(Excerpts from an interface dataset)
*-*-*

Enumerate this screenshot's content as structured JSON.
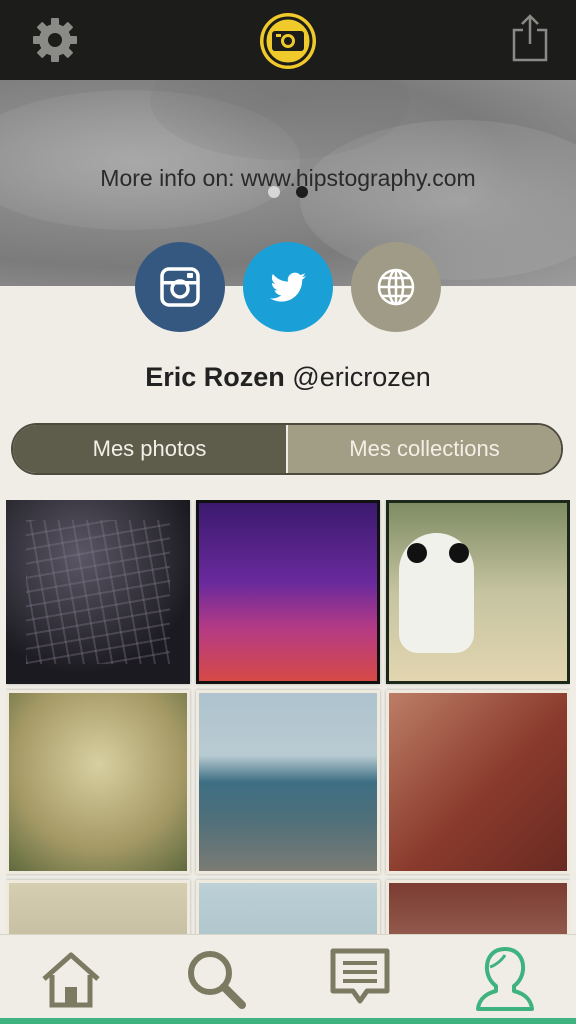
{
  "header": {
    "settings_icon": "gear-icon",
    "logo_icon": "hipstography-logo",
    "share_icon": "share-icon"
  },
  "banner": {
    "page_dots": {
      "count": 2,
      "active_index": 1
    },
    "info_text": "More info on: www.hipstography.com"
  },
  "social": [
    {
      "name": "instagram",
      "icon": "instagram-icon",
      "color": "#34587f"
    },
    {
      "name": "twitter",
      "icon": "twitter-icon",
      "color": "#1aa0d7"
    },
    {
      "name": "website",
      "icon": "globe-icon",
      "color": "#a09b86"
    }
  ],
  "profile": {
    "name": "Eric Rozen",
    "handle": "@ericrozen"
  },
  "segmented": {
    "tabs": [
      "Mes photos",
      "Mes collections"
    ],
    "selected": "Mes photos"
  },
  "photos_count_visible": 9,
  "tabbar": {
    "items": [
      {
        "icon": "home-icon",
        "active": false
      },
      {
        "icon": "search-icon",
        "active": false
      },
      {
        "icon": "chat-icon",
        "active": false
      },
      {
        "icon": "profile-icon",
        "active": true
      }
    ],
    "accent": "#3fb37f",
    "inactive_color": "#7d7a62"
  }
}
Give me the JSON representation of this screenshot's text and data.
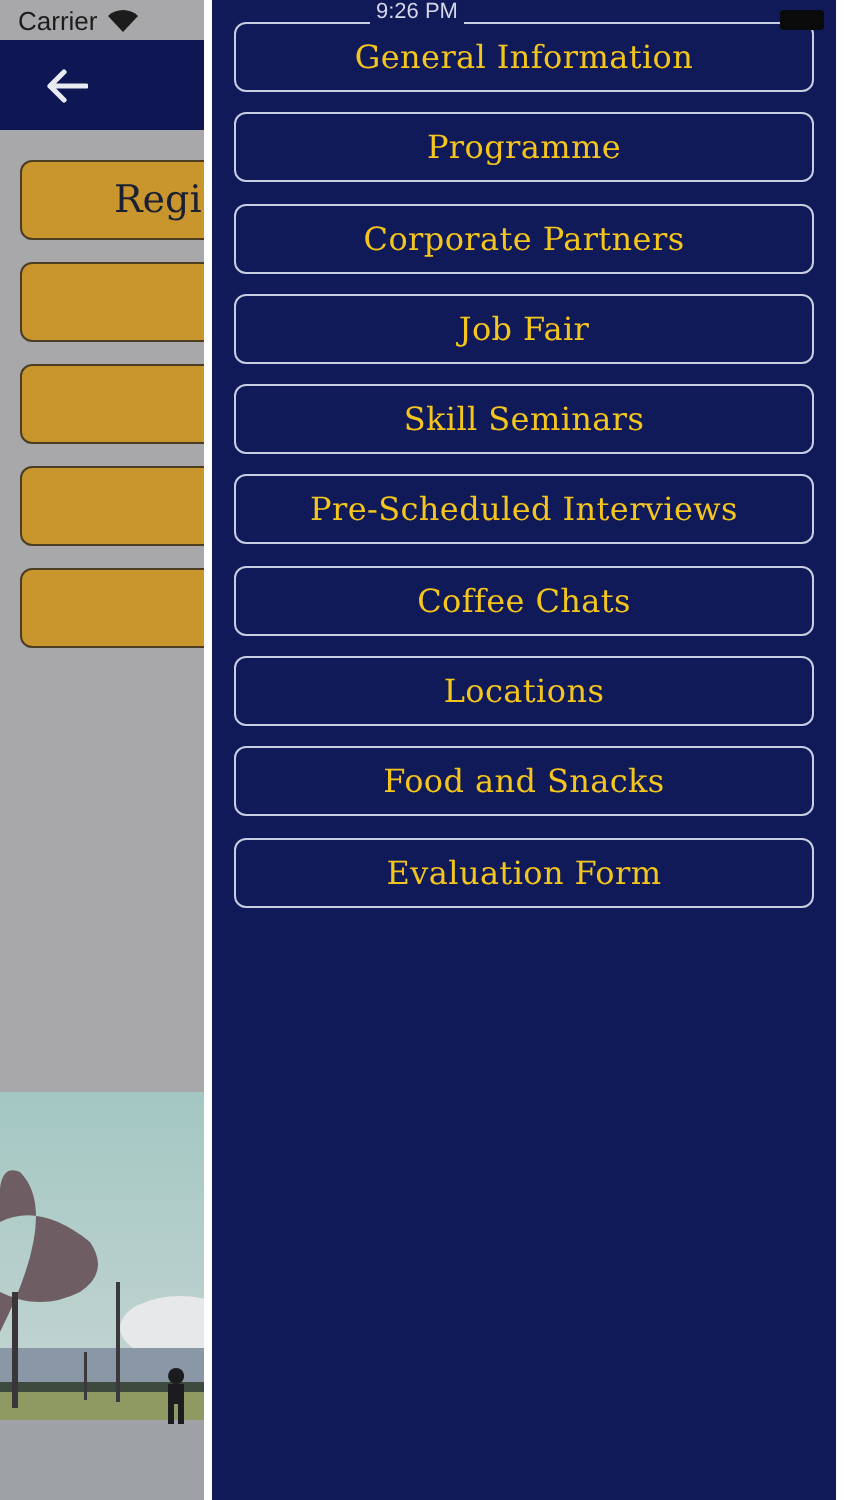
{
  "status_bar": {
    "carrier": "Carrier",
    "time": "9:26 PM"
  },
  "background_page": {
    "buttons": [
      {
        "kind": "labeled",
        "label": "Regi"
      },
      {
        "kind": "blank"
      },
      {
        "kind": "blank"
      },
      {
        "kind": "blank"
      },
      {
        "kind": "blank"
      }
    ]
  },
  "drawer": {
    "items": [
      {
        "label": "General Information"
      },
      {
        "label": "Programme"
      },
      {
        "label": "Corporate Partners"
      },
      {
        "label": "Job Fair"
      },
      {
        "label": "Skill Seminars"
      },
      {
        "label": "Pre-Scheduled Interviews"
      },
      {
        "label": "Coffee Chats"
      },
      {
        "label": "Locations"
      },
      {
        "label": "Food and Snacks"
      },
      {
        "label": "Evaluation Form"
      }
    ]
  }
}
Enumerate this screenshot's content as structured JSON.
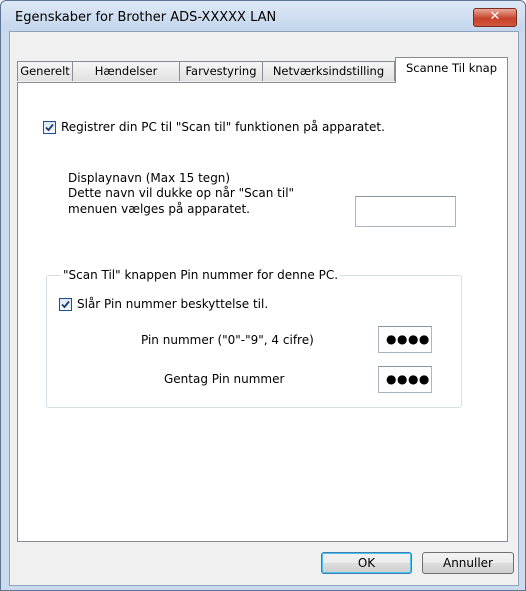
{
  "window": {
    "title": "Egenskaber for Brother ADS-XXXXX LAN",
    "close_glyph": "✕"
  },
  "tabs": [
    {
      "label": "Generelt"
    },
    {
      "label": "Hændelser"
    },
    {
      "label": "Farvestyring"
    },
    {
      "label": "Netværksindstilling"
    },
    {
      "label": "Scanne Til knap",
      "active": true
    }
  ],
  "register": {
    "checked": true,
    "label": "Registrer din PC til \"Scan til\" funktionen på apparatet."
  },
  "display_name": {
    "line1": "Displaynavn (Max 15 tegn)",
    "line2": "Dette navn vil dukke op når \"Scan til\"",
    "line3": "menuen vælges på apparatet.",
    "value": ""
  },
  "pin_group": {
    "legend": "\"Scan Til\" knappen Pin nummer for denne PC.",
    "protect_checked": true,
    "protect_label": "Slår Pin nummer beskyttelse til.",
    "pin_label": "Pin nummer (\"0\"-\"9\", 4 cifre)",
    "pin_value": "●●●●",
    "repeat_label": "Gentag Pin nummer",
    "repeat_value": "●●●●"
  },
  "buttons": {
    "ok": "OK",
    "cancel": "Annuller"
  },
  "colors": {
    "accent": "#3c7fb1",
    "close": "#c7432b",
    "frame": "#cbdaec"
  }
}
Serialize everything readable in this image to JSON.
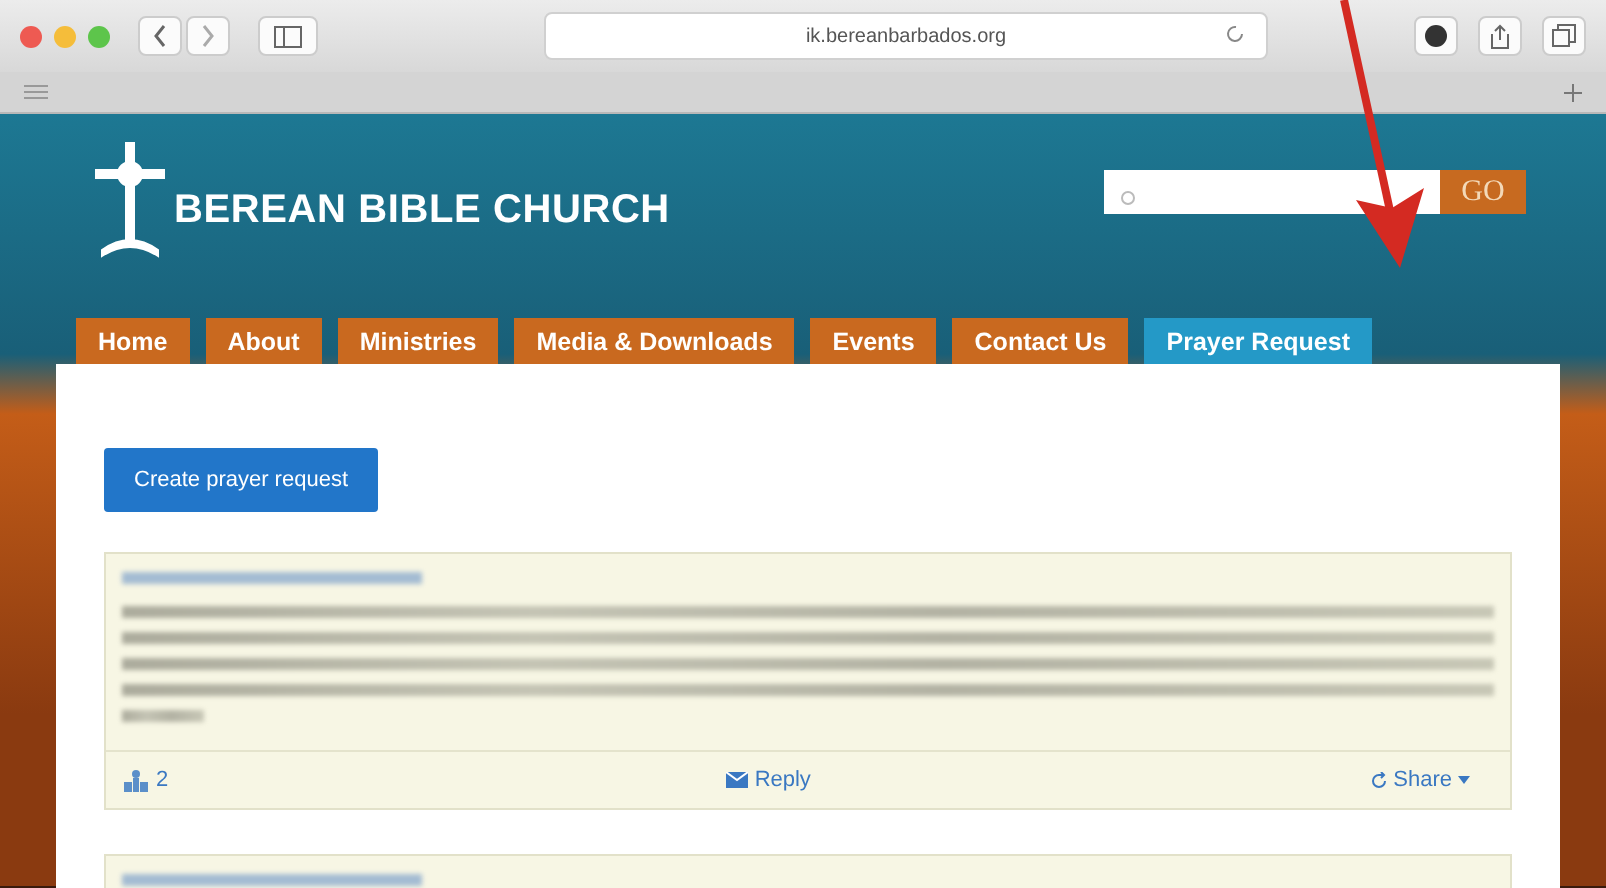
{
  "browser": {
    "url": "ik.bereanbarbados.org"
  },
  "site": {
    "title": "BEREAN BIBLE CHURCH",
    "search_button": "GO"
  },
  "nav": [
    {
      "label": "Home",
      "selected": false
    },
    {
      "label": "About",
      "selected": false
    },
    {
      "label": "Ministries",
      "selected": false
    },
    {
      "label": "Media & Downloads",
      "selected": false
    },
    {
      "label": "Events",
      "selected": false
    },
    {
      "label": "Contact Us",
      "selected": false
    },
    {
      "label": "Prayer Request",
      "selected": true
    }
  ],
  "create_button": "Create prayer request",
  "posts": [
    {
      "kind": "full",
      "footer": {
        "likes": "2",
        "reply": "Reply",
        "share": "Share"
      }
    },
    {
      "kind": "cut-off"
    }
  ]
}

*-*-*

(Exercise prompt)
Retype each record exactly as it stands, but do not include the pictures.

(Result)
Enumerate this screenshot's content as structured JSON.
{
  "header": {
    "settings_icon": "gear-icon",
    "logo_icon": "hipstography-logo",
    "share_icon": "share-icon"
  },
  "banner": {
    "page_dots": {
      "count": 2,
      "active_index": 1
    },
    "info_text": "More info on: www.hipstography.com"
  },
  "social": [
    {
      "name": "instagram",
      "icon": "instagram-icon",
      "color": "#34587f"
    },
    {
      "name": "twitter",
      "icon": "twitter-icon",
      "color": "#1aa0d7"
    },
    {
      "name": "website",
      "icon": "globe-icon",
      "color": "#a09b86"
    }
  ],
  "profile": {
    "name": "Eric Rozen",
    "handle": "@ericrozen"
  },
  "segmented": {
    "tabs": [
      "Mes photos",
      "Mes collections"
    ],
    "selected": "Mes photos"
  },
  "photos_count_visible": 9,
  "tabbar": {
    "items": [
      {
        "icon": "home-icon",
        "active": false
      },
      {
        "icon": "search-icon",
        "active": false
      },
      {
        "icon": "chat-icon",
        "active": false
      },
      {
        "icon": "profile-icon",
        "active": true
      }
    ],
    "accent": "#3fb37f",
    "inactive_color": "#7d7a62"
  }
}
Give me the JSON representation of this screenshot's text and data.
{
  "status_bar": {
    "carrier": "Carrier",
    "time": "9:26 PM"
  },
  "background_page": {
    "buttons": [
      {
        "kind": "labeled",
        "label": "Regi"
      },
      {
        "kind": "blank"
      },
      {
        "kind": "blank"
      },
      {
        "kind": "blank"
      },
      {
        "kind": "blank"
      }
    ]
  },
  "drawer": {
    "items": [
      {
        "label": "General Information"
      },
      {
        "label": "Programme"
      },
      {
        "label": "Corporate Partners"
      },
      {
        "label": "Job Fair"
      },
      {
        "label": "Skill Seminars"
      },
      {
        "label": "Pre-Scheduled Interviews"
      },
      {
        "label": "Coffee Chats"
      },
      {
        "label": "Locations"
      },
      {
        "label": "Food and Snacks"
      },
      {
        "label": "Evaluation Form"
      }
    ]
  }
}
Enumerate this screenshot's content as structured JSON.
{
  "window": {
    "title": "Egenskaber for Brother ADS-XXXXX LAN",
    "close_glyph": "✕"
  },
  "tabs": [
    {
      "label": "Generelt"
    },
    {
      "label": "Hændelser"
    },
    {
      "label": "Farvestyring"
    },
    {
      "label": "Netværksindstilling"
    },
    {
      "label": "Scanne Til knap",
      "active": true
    }
  ],
  "register": {
    "checked": true,
    "label": "Registrer din PC til \"Scan til\" funktionen på apparatet."
  },
  "display_name": {
    "line1": "Displaynavn (Max 15 tegn)",
    "line2": "Dette navn vil dukke op når \"Scan til\"",
    "line3": "menuen vælges på apparatet.",
    "value": ""
  },
  "pin_group": {
    "legend": "\"Scan Til\" knappen Pin nummer for denne PC.",
    "protect_checked": true,
    "protect_label": "Slår Pin nummer beskyttelse til.",
    "pin_label": "Pin nummer (\"0\"-\"9\", 4 cifre)",
    "pin_value": "●●●●",
    "repeat_label": "Gentag Pin nummer",
    "repeat_value": "●●●●"
  },
  "buttons": {
    "ok": "OK",
    "cancel": "Annuller"
  },
  "colors": {
    "accent": "#3c7fb1",
    "close": "#c7432b",
    "frame": "#cbdaec"
  }
}
Serialize everything readable in this image to JSON.
{
  "browser": {
    "url": "ik.bereanbarbados.org"
  },
  "site": {
    "title": "BEREAN BIBLE CHURCH",
    "search_button": "GO"
  },
  "nav": [
    {
      "label": "Home",
      "selected": false
    },
    {
      "label": "About",
      "selected": false
    },
    {
      "label": "Ministries",
      "selected": false
    },
    {
      "label": "Media & Downloads",
      "selected": false
    },
    {
      "label": "Events",
      "selected": false
    },
    {
      "label": "Contact Us",
      "selected": false
    },
    {
      "label": "Prayer Request",
      "selected": true
    }
  ],
  "create_button": "Create prayer request",
  "posts": [
    {
      "kind": "full",
      "footer": {
        "likes": "2",
        "reply": "Reply",
        "share": "Share"
      }
    },
    {
      "kind": "cut-off"
    }
  ]
}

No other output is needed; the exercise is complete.